## WHAT TO DO
All of the entries need to be copied character for character.

## Element data from apps and pages
━━━━━━━━━━

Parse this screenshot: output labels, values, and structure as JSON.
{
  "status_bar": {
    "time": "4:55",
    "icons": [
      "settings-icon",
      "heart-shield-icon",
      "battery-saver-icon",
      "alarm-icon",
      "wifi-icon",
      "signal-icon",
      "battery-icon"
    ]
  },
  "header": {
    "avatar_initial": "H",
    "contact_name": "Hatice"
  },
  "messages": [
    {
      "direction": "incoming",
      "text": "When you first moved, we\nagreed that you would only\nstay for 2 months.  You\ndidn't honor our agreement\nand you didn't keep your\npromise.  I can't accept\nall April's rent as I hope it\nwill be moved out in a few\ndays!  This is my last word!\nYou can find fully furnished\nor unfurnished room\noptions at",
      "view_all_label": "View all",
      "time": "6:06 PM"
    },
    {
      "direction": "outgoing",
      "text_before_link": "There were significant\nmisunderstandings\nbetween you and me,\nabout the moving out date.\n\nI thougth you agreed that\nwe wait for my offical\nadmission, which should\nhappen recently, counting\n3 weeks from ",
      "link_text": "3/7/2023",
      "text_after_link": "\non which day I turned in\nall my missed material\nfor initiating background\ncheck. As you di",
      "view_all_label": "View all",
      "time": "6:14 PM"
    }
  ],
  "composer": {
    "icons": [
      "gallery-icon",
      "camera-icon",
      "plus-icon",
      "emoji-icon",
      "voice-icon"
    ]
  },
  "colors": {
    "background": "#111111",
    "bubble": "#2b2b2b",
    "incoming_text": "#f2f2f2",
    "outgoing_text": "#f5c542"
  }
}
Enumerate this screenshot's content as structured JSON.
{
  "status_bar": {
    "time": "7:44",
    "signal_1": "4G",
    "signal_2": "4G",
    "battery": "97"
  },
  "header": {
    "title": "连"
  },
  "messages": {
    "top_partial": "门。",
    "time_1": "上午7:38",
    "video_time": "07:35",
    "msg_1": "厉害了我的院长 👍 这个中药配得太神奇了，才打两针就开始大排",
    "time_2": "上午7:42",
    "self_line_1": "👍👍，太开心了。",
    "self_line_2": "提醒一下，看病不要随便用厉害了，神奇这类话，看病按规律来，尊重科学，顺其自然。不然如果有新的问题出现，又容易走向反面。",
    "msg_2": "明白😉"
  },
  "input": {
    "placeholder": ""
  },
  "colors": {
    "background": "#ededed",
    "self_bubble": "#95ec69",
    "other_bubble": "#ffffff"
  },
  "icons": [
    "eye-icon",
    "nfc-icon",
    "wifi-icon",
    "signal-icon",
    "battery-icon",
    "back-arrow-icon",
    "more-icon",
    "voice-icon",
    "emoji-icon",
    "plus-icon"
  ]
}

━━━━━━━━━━

## ANSWER TO THE PROBLEM
Parse this screenshot: output labels, values, and structure as JSON.
{
  "status_bar": {
    "time": "4:55",
    "icons": [
      "settings-icon",
      "heart-shield-icon",
      "battery-saver-icon",
      "alarm-icon",
      "wifi-icon",
      "signal-icon",
      "battery-icon"
    ]
  },
  "header": {
    "avatar_initial": "H",
    "contact_name": "Hatice"
  },
  "messages": [
    {
      "direction": "incoming",
      "text": "When you first moved, we\nagreed that you would only\nstay for 2 months.  You\ndidn't honor our agreement\nand you didn't keep your\npromise.  I can't accept\nall April's rent as I hope it\nwill be moved out in a few\ndays!  This is my last word!\nYou can find fully furnished\nor unfurnished room\noptions at",
      "view_all_label": "View all",
      "time": "6:06 PM"
    },
    {
      "direction": "outgoing",
      "text_before_link": "There were significant\nmisunderstandings\nbetween you and me,\nabout the moving out date.\n\nI thougth you agreed that\nwe wait for my offical\nadmission, which should\nhappen recently, counting\n3 weeks from ",
      "link_text": "3/7/2023",
      "text_after_link": "\non which day I turned in\nall my missed material\nfor initiating background\ncheck. As you di",
      "view_all_label": "View all",
      "time": "6:14 PM"
    }
  ],
  "composer": {
    "icons": [
      "gallery-icon",
      "camera-icon",
      "plus-icon",
      "emoji-icon",
      "voice-icon"
    ]
  },
  "colors": {
    "background": "#111111",
    "bubble": "#2b2b2b",
    "incoming_text": "#f2f2f2",
    "outgoing_text": "#f5c542"
  }
}
Enumerate this screenshot's content as structured JSON.
{
  "status_bar": {
    "time": "7:44",
    "signal_1": "4G",
    "signal_2": "4G",
    "battery": "97"
  },
  "header": {
    "title": "连"
  },
  "messages": {
    "top_partial": "门。",
    "time_1": "上午7:38",
    "video_time": "07:35",
    "msg_1": "厉害了我的院长 👍 这个中药配得太神奇了，才打两针就开始大排",
    "time_2": "上午7:42",
    "self_line_1": "👍👍，太开心了。",
    "self_line_2": "提醒一下，看病不要随便用厉害了，神奇这类话，看病按规律来，尊重科学，顺其自然。不然如果有新的问题出现，又容易走向反面。",
    "msg_2": "明白😉"
  },
  "input": {
    "placeholder": ""
  },
  "colors": {
    "background": "#ededed",
    "self_bubble": "#95ec69",
    "other_bubble": "#ffffff"
  },
  "icons": [
    "eye-icon",
    "nfc-icon",
    "wifi-icon",
    "signal-icon",
    "battery-icon",
    "back-arrow-icon",
    "more-icon",
    "voice-icon",
    "emoji-icon",
    "plus-icon"
  ]
}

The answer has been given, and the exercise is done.